The model considered in this work represents a nanomechanical oscillator coupled to a resonant tunnel junction, which can be directly used as small mass detector, sensor of ultra weak forces and particularly as displacement detector8,9,10,11,12,19,20. We propose to move from the quantum ground state of the nanomechanical oscillator to an excited state, because the resonant electronic peak will be suppressed and the mechanical side peaks will become sharper with larger amplitude. Due to the enhanced amplitude for strong electron-oscillator coupling, the quality factor is enhanced, which increases the measurement sensitivity in the quantum regime53,54,55,56,57,58. The required excited state of the nanomechanical oscillator can be achieved by controlling the temperature as well as by applying an external gate. The application of NEMS often suffers from difficulties to control the damping in the systems. Various ways to overcome damping losses and, therefore, to improve the quality factor have been put forward both theoretically and experimentally, such as the parametric resonance53,54, mechanical signal amplifying55, sideband cooling56,57 and the quantum behavior of macroscopic systems58. The enhanced amplitude of the sidebands in the presence of strong electron-oscillator coupling for the excited state, as demonstrated in the present work, gives rise to an alternative and very efficient approach for increasing the measurement sensitivity of NEMS.

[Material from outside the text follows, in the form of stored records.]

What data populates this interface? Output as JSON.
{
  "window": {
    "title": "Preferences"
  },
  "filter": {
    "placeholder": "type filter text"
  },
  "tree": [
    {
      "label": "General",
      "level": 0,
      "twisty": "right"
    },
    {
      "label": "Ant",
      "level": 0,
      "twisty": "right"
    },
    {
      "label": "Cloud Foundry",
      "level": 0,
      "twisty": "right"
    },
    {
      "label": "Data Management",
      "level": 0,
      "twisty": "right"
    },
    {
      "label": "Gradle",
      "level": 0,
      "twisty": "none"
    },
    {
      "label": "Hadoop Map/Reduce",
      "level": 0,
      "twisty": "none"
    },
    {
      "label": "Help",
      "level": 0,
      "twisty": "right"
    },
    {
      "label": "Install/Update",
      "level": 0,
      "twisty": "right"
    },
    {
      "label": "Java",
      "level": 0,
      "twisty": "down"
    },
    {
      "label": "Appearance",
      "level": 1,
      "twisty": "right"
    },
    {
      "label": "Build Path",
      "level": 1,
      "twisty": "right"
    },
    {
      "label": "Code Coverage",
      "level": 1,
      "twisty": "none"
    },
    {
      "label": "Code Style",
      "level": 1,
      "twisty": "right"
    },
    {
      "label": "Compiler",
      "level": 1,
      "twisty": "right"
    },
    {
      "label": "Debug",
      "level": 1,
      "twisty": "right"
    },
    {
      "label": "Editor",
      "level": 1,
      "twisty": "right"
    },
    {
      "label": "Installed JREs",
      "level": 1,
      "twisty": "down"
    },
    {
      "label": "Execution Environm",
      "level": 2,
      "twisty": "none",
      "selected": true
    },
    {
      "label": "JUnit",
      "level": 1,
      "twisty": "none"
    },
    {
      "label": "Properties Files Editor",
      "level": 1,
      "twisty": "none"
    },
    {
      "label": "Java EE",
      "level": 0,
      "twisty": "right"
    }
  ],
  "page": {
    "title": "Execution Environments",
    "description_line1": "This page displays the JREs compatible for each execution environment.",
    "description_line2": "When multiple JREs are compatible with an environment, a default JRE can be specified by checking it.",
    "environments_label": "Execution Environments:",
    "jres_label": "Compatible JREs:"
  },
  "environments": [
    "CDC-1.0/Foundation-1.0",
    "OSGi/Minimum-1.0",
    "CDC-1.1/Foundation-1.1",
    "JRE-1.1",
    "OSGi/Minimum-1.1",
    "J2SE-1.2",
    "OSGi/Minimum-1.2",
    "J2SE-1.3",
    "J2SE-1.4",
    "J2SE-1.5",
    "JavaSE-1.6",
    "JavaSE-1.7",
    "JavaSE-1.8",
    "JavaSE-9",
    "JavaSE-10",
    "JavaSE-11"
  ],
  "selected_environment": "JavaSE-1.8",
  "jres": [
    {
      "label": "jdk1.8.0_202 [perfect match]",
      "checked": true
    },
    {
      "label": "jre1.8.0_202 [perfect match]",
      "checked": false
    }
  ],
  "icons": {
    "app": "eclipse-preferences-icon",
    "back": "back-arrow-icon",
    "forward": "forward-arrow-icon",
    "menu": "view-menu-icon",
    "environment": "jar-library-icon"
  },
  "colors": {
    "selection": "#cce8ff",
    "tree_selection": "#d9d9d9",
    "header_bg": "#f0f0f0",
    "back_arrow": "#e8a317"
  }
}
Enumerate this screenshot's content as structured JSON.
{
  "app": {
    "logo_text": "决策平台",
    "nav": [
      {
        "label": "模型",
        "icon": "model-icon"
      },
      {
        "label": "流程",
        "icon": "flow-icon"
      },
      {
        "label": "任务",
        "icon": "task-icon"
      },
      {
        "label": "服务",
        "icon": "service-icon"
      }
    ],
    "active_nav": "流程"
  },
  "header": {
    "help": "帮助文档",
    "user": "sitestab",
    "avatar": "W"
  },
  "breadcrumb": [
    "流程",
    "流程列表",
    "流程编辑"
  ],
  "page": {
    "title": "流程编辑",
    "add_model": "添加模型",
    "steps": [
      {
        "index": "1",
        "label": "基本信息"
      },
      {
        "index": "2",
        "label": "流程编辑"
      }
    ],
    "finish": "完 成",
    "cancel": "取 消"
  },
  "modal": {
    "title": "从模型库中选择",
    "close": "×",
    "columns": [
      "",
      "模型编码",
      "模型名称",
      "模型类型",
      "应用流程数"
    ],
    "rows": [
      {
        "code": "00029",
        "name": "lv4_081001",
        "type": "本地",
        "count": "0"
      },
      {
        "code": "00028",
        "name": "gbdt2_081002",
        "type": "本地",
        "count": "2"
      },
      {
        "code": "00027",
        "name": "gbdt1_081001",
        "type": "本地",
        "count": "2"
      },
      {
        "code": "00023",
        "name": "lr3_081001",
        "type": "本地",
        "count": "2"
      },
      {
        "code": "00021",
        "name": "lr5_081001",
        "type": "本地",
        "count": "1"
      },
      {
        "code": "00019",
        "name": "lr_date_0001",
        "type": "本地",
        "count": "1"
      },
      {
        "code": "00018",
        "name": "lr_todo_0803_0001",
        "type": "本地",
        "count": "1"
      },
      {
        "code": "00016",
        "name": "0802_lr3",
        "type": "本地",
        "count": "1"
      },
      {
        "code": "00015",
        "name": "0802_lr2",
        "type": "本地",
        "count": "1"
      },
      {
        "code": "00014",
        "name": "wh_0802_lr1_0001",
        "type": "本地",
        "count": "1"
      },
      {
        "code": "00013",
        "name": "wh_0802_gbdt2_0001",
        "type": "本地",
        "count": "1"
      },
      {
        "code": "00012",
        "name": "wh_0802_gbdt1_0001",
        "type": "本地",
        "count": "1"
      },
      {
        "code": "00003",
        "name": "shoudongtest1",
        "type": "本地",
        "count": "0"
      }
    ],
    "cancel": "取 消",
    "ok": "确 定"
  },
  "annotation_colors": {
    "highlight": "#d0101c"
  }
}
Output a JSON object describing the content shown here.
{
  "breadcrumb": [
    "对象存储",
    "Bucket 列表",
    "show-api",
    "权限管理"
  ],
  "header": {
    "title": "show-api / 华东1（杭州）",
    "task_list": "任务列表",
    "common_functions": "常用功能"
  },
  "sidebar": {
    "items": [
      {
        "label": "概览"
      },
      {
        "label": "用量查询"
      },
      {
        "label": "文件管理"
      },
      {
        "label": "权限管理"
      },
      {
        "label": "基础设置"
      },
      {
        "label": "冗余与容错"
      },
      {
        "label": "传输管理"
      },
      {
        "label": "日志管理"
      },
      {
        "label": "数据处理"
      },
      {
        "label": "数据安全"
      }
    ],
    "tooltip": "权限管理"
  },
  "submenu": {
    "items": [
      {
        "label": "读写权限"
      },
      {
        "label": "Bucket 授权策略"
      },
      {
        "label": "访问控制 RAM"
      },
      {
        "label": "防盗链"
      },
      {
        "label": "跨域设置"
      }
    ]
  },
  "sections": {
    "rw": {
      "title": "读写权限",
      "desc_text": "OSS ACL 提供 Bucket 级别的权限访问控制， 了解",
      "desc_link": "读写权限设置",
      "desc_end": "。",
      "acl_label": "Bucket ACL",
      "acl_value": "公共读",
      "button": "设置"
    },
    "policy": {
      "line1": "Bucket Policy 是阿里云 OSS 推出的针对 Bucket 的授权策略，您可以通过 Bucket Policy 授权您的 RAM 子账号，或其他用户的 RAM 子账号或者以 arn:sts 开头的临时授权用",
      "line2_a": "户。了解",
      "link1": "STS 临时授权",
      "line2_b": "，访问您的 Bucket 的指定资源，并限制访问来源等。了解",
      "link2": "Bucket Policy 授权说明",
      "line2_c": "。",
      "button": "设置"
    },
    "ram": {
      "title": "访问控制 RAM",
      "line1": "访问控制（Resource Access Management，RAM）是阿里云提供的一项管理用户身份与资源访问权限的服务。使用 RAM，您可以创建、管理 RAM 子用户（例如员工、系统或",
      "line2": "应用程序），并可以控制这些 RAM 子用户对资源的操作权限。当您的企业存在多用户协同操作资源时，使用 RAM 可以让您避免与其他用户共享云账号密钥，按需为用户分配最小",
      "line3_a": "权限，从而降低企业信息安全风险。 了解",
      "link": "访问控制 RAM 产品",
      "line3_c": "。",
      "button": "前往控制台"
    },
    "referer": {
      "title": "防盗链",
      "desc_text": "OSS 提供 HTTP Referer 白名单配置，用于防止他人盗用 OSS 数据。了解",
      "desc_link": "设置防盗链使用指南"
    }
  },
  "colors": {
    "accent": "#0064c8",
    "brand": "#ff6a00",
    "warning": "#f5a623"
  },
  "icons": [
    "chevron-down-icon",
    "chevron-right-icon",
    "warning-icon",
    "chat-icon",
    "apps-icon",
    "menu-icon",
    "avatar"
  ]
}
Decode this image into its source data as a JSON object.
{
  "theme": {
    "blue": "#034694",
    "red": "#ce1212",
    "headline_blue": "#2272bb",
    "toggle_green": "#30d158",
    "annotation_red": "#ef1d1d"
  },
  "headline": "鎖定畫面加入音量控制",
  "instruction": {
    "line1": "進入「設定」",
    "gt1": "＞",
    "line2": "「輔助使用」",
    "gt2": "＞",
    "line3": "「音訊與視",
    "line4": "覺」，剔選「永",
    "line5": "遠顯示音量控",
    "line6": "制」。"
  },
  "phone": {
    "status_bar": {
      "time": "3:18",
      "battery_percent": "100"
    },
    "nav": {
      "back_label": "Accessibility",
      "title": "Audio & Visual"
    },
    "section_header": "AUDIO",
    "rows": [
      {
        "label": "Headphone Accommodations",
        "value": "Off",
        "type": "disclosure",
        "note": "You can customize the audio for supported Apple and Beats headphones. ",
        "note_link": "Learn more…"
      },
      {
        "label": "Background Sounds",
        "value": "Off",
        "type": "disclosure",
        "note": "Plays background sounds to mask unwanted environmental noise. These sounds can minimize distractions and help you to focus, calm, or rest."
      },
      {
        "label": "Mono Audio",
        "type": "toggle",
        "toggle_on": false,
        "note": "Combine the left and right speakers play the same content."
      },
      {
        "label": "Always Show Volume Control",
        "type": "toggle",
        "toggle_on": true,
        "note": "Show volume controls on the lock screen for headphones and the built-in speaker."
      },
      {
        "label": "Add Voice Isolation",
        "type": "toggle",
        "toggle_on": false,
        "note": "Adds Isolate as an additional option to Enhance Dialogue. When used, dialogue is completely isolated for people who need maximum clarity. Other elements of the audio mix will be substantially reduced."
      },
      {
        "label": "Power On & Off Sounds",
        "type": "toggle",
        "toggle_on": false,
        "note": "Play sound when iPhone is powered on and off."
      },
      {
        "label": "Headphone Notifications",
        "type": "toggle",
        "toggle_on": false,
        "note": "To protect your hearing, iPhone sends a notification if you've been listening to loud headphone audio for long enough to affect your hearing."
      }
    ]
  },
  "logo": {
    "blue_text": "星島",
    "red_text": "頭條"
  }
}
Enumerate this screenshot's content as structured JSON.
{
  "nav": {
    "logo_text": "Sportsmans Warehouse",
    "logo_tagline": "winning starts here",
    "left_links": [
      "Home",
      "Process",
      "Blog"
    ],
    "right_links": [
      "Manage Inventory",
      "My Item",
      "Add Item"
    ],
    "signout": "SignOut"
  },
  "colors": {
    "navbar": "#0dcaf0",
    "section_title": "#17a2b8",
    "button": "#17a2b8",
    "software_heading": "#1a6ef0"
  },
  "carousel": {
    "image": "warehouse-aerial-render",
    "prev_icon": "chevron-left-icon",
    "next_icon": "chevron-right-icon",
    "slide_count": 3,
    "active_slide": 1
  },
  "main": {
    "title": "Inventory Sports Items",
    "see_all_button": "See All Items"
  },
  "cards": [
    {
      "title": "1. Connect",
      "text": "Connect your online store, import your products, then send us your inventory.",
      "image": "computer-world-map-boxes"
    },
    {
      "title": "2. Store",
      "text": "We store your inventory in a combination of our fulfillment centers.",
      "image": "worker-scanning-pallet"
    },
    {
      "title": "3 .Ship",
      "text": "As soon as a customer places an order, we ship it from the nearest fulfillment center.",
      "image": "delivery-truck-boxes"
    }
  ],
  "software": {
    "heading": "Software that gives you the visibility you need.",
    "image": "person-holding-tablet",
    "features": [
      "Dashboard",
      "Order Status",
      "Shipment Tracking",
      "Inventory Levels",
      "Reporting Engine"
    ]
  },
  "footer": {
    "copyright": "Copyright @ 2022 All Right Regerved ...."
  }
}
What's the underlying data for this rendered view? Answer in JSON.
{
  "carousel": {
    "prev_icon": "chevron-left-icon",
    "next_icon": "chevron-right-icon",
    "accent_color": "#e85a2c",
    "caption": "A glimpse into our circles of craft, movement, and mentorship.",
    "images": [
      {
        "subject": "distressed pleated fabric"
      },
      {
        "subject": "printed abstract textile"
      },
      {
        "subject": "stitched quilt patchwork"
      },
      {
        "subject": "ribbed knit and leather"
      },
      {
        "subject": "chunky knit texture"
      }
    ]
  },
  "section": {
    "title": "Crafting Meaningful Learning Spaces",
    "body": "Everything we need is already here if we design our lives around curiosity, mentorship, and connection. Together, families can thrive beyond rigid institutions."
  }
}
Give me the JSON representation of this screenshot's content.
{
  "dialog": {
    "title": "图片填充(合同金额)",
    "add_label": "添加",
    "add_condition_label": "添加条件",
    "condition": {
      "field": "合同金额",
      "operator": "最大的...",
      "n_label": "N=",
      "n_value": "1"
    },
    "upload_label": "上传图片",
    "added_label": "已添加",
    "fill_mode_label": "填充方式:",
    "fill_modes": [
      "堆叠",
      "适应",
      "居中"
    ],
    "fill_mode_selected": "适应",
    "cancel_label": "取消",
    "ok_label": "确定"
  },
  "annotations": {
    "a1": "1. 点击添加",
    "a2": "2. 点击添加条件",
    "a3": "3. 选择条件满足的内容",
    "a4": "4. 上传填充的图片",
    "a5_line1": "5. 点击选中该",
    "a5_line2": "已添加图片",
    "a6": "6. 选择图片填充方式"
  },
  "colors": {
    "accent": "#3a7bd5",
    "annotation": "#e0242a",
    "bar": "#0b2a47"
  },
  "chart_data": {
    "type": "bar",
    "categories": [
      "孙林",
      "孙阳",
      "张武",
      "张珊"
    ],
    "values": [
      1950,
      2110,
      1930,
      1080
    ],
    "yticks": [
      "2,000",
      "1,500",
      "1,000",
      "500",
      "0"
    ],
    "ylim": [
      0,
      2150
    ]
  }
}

We have analyzed the spectral features of a quantum dot coupled to a nanomechanical oscillator by using the nonequilibrium Green's function approach, i.e., without treating the electron-phonon coupling as a perturbation. We have derived analytical expressions for the self-energies of the dot and the leads as well as the full Green's function. This enables us to investigate the effects of the coupling of the electrons to the oscillator on the dot and the tunneling rate of the electrons. Our numerical results show additional peaks in the spectrum for strong coupling to the single phonon mode. We find nontrivial dynamics of the nanomechanical oscillator, as reflected by a suppression of the first side peak in the spectrum when the oscillator starts in its first excited state. This effect could not be revealed by a classical or perturbation treatment of the oscillator. While both for the ground and excited states the side peaks are well resolved, they are enhanced in amplitude and sharper for the first excited state with respect to the ground state. Our method goes beyond perturbation theory and thus can be applied from small to large applied bias. It should turn out to be fruitful for various problems in molecular systems, NEMS and shuttling transport phenomena. The theoretical framework developed in the present work for describing the ground and excited states of NEMS provides both reliable predictions of experiments and improved understanding of the circumstances under which nanomechanical systems are governed by quantum behavior.